## Instructions for the task:
Each line of the data that includes "Posteingang" must be copied.

[Dataset rows describing interfaces]
————
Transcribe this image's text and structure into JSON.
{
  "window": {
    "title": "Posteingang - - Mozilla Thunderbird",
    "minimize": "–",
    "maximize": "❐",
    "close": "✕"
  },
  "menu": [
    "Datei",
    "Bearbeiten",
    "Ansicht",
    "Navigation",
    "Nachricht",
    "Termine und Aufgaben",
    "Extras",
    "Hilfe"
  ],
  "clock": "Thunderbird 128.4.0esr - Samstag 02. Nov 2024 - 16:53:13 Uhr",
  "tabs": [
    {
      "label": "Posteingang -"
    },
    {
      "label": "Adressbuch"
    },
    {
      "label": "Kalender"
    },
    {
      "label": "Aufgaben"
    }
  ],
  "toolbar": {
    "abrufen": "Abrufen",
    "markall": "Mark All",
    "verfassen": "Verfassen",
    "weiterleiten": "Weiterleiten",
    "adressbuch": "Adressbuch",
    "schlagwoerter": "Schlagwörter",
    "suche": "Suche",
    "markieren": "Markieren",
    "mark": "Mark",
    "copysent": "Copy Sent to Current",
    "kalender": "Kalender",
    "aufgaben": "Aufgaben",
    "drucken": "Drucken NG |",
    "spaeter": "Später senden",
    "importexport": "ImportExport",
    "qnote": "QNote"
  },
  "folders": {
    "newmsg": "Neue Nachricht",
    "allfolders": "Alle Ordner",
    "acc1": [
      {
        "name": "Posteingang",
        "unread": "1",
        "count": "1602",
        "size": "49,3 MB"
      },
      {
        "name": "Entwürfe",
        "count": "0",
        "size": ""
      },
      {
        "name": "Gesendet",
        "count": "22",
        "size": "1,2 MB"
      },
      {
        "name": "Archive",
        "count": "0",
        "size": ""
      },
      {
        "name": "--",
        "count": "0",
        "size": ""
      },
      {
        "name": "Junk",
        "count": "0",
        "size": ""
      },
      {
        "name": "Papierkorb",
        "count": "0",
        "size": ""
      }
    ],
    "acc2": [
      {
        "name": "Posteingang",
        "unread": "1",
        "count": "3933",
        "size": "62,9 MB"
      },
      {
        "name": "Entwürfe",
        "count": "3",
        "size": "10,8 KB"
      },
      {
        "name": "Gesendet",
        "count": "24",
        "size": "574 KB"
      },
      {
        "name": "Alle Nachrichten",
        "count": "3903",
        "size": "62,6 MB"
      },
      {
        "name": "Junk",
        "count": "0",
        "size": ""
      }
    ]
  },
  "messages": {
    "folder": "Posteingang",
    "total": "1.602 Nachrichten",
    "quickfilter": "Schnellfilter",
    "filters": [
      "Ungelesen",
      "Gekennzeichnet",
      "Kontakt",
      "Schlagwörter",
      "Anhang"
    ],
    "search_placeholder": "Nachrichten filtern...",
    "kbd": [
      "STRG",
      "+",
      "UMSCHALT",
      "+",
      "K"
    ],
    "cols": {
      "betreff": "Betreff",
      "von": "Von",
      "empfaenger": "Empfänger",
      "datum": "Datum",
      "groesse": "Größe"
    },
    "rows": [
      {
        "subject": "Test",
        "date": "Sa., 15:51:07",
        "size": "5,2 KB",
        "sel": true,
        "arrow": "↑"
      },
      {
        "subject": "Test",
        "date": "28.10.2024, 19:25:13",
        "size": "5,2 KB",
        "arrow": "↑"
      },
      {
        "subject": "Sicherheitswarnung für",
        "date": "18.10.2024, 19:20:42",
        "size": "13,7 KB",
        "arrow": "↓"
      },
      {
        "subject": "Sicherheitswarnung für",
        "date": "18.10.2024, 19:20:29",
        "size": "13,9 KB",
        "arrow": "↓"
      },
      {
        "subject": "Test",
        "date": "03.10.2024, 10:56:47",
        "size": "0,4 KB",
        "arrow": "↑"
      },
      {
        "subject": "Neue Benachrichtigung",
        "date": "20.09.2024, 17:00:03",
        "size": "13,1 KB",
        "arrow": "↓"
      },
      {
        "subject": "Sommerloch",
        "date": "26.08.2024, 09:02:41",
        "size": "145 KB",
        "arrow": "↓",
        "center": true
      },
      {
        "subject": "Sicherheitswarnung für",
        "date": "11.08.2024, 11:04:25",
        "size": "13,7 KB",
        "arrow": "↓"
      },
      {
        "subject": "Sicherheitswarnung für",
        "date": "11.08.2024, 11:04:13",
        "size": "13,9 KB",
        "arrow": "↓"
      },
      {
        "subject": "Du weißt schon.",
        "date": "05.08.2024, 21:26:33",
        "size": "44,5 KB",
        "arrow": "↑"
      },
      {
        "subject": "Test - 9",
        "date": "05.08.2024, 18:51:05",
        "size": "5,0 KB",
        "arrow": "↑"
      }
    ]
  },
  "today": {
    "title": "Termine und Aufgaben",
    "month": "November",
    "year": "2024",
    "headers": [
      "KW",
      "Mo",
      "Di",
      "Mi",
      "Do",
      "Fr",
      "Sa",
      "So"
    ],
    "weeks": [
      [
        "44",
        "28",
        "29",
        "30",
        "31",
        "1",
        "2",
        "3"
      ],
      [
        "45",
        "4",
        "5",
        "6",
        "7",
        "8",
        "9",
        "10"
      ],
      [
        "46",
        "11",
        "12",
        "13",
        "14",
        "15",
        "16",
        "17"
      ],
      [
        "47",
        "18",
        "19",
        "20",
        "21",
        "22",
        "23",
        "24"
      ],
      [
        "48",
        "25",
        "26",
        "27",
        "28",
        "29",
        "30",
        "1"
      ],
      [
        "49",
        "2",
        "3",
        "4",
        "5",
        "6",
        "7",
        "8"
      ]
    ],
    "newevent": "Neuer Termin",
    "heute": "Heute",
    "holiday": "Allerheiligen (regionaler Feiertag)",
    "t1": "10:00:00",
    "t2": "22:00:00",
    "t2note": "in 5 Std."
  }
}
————
## Result:
    "title": "Posteingang - - Mozilla Thunderbird",
      "label": "Posteingang -"
        "name": "Posteingang",
        "name": "Posteingang",
    "folder": "Posteingang",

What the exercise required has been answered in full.